> **Task objective**: I would like each line of the data that holds the word "including" copied out.

> **Material provided**:
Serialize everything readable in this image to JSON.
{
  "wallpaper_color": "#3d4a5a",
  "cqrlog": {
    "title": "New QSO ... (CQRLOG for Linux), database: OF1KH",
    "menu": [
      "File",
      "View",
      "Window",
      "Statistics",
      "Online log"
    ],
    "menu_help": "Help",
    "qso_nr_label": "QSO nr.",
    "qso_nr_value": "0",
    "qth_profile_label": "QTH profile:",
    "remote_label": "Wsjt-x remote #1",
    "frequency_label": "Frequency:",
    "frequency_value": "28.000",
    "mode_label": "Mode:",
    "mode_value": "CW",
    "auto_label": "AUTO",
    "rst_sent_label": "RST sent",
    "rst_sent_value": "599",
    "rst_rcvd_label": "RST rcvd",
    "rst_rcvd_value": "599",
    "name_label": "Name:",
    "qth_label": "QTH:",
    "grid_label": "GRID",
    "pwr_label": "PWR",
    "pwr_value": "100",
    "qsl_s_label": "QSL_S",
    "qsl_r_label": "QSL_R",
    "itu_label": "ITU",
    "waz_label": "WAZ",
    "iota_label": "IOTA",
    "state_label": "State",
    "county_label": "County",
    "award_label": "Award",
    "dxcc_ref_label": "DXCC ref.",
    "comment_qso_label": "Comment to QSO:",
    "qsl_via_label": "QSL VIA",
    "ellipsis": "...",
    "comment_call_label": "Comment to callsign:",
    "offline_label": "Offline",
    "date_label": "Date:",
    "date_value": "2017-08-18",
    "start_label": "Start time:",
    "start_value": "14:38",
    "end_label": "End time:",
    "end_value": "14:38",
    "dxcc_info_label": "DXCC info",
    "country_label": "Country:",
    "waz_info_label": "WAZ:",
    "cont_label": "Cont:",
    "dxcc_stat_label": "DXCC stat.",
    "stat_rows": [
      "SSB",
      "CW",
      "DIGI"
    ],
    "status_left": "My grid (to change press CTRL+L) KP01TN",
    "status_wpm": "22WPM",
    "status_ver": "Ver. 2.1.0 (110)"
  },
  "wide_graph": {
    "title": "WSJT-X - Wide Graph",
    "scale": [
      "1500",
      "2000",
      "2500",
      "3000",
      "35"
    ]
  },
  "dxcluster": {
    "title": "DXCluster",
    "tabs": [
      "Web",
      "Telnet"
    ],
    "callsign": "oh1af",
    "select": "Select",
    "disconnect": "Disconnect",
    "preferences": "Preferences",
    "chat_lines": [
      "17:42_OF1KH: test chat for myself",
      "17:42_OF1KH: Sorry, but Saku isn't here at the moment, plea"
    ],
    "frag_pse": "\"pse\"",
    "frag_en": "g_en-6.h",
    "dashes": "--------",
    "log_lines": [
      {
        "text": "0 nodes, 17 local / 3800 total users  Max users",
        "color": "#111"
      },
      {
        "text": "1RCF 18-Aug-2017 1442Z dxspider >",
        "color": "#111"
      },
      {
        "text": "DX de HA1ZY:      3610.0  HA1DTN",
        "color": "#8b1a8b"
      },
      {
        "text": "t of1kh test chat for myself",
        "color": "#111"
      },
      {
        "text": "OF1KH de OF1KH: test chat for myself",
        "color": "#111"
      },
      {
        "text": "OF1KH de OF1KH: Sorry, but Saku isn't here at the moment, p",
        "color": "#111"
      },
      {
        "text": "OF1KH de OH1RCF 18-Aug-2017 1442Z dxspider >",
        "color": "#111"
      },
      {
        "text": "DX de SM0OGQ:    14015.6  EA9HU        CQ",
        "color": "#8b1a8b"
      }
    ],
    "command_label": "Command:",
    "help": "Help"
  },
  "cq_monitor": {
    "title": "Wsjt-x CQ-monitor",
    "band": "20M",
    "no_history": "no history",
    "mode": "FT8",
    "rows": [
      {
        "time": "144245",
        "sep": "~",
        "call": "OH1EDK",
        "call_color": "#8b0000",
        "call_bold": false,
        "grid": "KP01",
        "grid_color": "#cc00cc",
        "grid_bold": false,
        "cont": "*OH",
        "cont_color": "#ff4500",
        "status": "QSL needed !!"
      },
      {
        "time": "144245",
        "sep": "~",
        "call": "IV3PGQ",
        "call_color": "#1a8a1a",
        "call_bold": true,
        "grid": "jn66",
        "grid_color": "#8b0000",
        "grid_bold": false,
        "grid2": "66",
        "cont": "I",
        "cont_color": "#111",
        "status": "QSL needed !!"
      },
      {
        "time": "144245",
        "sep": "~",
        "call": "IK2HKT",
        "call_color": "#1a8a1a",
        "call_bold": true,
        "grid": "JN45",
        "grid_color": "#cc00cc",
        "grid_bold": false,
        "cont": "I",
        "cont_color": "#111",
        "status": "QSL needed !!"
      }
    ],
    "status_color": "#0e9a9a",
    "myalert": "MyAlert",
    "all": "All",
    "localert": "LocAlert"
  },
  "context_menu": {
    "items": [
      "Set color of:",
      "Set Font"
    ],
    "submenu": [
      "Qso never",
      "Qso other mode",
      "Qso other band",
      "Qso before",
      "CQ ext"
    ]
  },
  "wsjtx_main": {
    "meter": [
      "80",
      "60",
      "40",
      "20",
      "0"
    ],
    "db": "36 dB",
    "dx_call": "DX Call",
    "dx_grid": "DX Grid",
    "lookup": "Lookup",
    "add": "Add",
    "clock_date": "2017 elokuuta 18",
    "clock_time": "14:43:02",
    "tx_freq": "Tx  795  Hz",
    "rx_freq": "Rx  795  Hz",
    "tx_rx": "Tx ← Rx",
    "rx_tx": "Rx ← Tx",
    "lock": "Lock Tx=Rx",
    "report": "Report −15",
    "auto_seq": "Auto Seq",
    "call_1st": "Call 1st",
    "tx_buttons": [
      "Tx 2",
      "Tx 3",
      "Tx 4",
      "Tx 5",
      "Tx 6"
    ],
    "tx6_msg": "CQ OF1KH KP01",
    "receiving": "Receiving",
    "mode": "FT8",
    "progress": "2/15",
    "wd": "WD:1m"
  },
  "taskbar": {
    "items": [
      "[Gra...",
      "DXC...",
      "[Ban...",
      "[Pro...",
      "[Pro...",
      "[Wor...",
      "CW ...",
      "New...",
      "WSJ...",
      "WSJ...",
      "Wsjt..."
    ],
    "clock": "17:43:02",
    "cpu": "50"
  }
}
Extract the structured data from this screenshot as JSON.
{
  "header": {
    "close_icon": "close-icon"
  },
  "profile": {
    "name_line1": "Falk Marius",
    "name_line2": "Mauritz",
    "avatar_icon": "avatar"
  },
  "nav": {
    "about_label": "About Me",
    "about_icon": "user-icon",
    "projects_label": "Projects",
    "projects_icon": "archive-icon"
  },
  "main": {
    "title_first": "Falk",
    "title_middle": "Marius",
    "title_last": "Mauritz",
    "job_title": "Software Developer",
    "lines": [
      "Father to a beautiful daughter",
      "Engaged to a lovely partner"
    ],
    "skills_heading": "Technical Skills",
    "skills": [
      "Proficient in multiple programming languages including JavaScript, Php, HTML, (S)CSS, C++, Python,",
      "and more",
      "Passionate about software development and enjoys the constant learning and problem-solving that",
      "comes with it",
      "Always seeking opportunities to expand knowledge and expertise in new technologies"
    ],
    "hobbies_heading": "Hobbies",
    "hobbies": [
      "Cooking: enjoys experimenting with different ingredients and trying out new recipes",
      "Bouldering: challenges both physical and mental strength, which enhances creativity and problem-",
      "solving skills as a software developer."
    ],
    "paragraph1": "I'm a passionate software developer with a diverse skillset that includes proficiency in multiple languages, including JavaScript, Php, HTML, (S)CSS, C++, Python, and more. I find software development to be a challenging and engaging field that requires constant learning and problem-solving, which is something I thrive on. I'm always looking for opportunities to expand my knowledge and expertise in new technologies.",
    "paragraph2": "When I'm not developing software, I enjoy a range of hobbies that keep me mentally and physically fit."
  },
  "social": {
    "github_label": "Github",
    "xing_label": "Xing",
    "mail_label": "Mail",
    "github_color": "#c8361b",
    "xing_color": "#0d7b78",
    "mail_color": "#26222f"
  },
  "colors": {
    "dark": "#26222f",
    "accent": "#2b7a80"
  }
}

> **Your solution**:
      "Proficient in multiple programming languages including JavaScript, Php, HTML, (S)CSS, C++, Python,",
    "paragraph1": "I'm a passionate software developer with a diverse skillset that includes proficiency in multiple languages, including JavaScript, Php, HTML, (S)CSS, C++, Python, and more. I find software development to be a challenging and engaging field that requires constant learning and problem-solving, which is something I thrive on. I'm always looking for opportunities to expand my knowledge and expertise in new technologies.",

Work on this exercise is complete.